WORK TO COMPLETE - Show the lines below that contain the string "mort".

PROVIDED INFORMATION -
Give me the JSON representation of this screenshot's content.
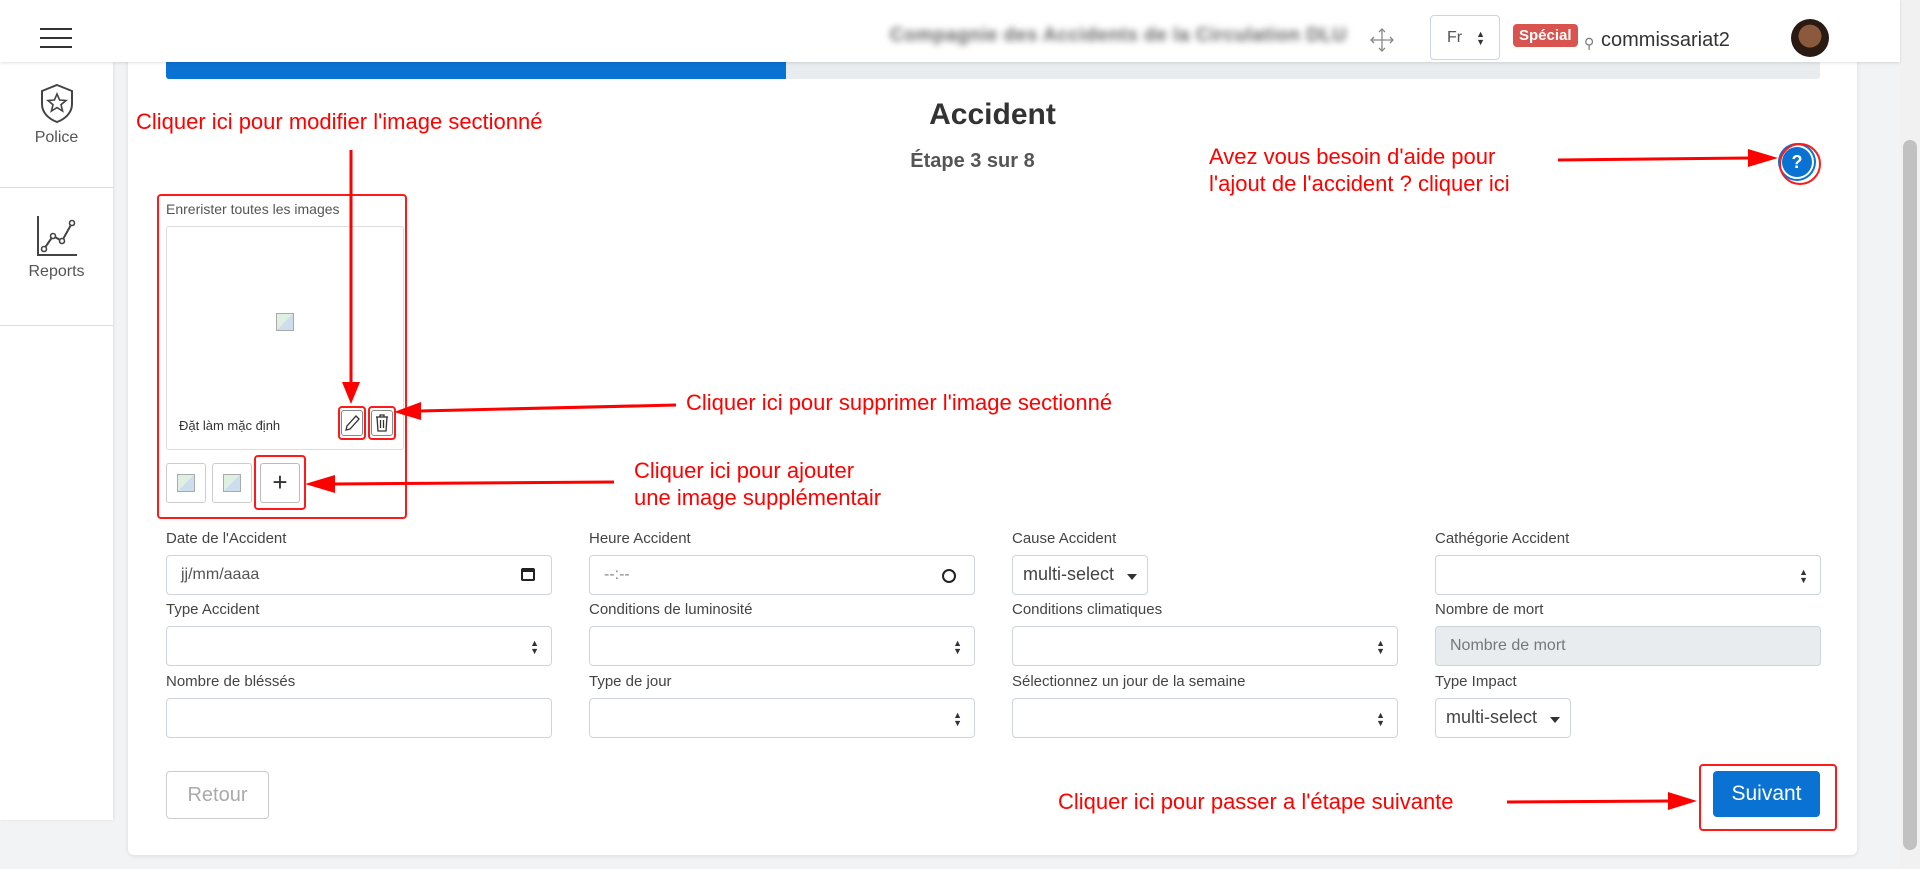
{
  "header": {
    "company": "Compagnie des Accidents de la Circulation DLU",
    "language": "Fr",
    "badge": "Spécial",
    "username": "commissariat2"
  },
  "sidebar": {
    "items": [
      {
        "label": "Police",
        "icon": "police-badge-icon"
      },
      {
        "label": "Reports",
        "icon": "line-chart-icon"
      }
    ]
  },
  "progress": {
    "fraction": 0.375
  },
  "form": {
    "title": "Accident",
    "step": "Étape 3 sur 8",
    "images_label": "Enrerister toutes les images",
    "default_label": "Đặt làm mặc định",
    "fields": {
      "date_label": "Date de l'Accident",
      "date_placeholder": "jj/mm/aaaa",
      "heure_label": "Heure Accident",
      "heure_placeholder": "--:--",
      "cause_label": "Cause Accident",
      "cause_value": "multi-select",
      "categorie_label": "Cathégorie Accident",
      "type_label": "Type Accident",
      "lumi_label": "Conditions de luminosité",
      "clim_label": "Conditions climatiques",
      "morts_label": "Nombre de mort",
      "morts_placeholder": "Nombre de mort",
      "blesses_label": "Nombre de bléssés",
      "jour_type_label": "Type de jour",
      "jour_semaine_label": "Sélectionnez un jour de la semaine",
      "impact_label": "Type Impact",
      "impact_value": "multi-select"
    },
    "buttons": {
      "retour": "Retour",
      "suivant": "Suivant"
    }
  },
  "annotations": {
    "edit": "Cliquer ici pour modifier l'image sectionné",
    "help_line1": "Avez vous besoin d'aide pour",
    "help_line2": "l'ajout de l'accident ? cliquer ici",
    "delete": "Cliquer ici pour supprimer l'image sectionné",
    "add_line1": "Cliquer ici pour ajouter",
    "add_line2": "une image supplémentair",
    "next": "Cliquer ici pour passer a l'étape suivante"
  },
  "colors": {
    "primary": "#0a72d2",
    "annotation": "#ff0000",
    "badge": "#d9534f"
  }
}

RESULT OF THIS TASK -
      "morts_label": "Nombre de mort",
      "morts_placeholder": "Nombre de mort",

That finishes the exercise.